_Problem to work on_.
Word for word, copy every line of the data.

[Collection entries]

== Segment start ==

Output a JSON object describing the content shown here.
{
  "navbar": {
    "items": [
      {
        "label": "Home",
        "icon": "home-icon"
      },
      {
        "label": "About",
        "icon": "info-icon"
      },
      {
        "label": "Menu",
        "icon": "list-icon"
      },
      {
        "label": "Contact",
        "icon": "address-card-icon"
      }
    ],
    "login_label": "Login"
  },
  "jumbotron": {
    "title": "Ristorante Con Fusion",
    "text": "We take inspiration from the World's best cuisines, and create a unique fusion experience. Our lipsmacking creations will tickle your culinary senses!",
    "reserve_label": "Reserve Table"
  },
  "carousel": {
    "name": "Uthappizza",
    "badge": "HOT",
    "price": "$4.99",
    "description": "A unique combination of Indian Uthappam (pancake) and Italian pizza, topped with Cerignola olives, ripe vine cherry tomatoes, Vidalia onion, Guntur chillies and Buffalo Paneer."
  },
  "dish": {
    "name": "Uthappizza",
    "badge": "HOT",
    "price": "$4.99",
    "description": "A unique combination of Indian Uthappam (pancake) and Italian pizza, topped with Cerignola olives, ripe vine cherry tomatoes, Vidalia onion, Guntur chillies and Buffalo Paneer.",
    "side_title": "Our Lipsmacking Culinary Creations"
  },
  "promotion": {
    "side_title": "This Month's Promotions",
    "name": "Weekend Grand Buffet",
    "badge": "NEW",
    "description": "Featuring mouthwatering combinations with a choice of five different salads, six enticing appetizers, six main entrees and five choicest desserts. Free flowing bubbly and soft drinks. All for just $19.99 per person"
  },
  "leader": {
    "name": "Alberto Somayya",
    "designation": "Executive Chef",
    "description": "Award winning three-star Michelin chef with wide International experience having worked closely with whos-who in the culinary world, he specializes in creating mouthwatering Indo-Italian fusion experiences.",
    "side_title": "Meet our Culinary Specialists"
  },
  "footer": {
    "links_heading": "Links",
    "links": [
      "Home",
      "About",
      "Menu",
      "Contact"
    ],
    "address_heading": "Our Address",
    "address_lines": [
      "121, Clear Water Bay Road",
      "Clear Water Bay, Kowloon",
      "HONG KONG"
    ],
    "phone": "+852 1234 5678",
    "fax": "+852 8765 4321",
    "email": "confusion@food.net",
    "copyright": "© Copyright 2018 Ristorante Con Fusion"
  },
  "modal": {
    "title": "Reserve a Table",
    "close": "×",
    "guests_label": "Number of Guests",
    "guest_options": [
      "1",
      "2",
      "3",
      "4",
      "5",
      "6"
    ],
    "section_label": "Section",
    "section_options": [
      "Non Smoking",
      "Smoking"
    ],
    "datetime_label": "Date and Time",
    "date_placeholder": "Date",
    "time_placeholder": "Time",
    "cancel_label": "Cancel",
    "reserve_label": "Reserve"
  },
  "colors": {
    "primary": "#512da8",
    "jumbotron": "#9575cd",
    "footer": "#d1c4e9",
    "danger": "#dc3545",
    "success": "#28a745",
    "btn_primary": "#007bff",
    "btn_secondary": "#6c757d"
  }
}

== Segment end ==

_The answer_.
Output a JSON object describing the content shown here.
{
  "navbar": {
    "items": [
      {
        "label": "Home",
        "icon": "home-icon"
      },
      {
        "label": "About",
        "icon": "info-icon"
      },
      {
        "label": "Menu",
        "icon": "list-icon"
      },
      {
        "label": "Contact",
        "icon": "address-card-icon"
      }
    ],
    "login_label": "Login"
  },
  "jumbotron": {
    "title": "Ristorante Con Fusion",
    "text": "We take inspiration from the World's best cuisines, and create a unique fusion experience. Our lipsmacking creations will tickle your culinary senses!",
    "reserve_label": "Reserve Table"
  },
  "carousel": {
    "name": "Uthappizza",
    "badge": "HOT",
    "price": "$4.99",
    "description": "A unique combination of Indian Uthappam (pancake) and Italian pizza, topped with Cerignola olives, ripe vine cherry tomatoes, Vidalia onion, Guntur chillies and Buffalo Paneer."
  },
  "dish": {
    "name": "Uthappizza",
    "badge": "HOT",
    "price": "$4.99",
    "description": "A unique combination of Indian Uthappam (pancake) and Italian pizza, topped with Cerignola olives, ripe vine cherry tomatoes, Vidalia onion, Guntur chillies and Buffalo Paneer.",
    "side_title": "Our Lipsmacking Culinary Creations"
  },
  "promotion": {
    "side_title": "This Month's Promotions",
    "name": "Weekend Grand Buffet",
    "badge": "NEW",
    "description": "Featuring mouthwatering combinations with a choice of five different salads, six enticing appetizers, six main entrees and five choicest desserts. Free flowing bubbly and soft drinks. All for just $19.99 per person"
  },
  "leader": {
    "name": "Alberto Somayya",
    "designation": "Executive Chef",
    "description": "Award winning three-star Michelin chef with wide International experience having worked closely with whos-who in the culinary world, he specializes in creating mouthwatering Indo-Italian fusion experiences.",
    "side_title": "Meet our Culinary Specialists"
  },
  "footer": {
    "links_heading": "Links",
    "links": [
      "Home",
      "About",
      "Menu",
      "Contact"
    ],
    "address_heading": "Our Address",
    "address_lines": [
      "121, Clear Water Bay Road",
      "Clear Water Bay, Kowloon",
      "HONG KONG"
    ],
    "phone": "+852 1234 5678",
    "fax": "+852 8765 4321",
    "email": "confusion@food.net",
    "copyright": "© Copyright 2018 Ristorante Con Fusion"
  },
  "modal": {
    "title": "Reserve a Table",
    "close": "×",
    "guests_label": "Number of Guests",
    "guest_options": [
      "1",
      "2",
      "3",
      "4",
      "5",
      "6"
    ],
    "section_label": "Section",
    "section_options": [
      "Non Smoking",
      "Smoking"
    ],
    "datetime_label": "Date and Time",
    "date_placeholder": "Date",
    "time_placeholder": "Time",
    "cancel_label": "Cancel",
    "reserve_label": "Reserve"
  },
  "colors": {
    "primary": "#512da8",
    "jumbotron": "#9575cd",
    "footer": "#d1c4e9",
    "danger": "#dc3545",
    "success": "#28a745",
    "btn_primary": "#007bff",
    "btn_secondary": "#6c757d"
  }
}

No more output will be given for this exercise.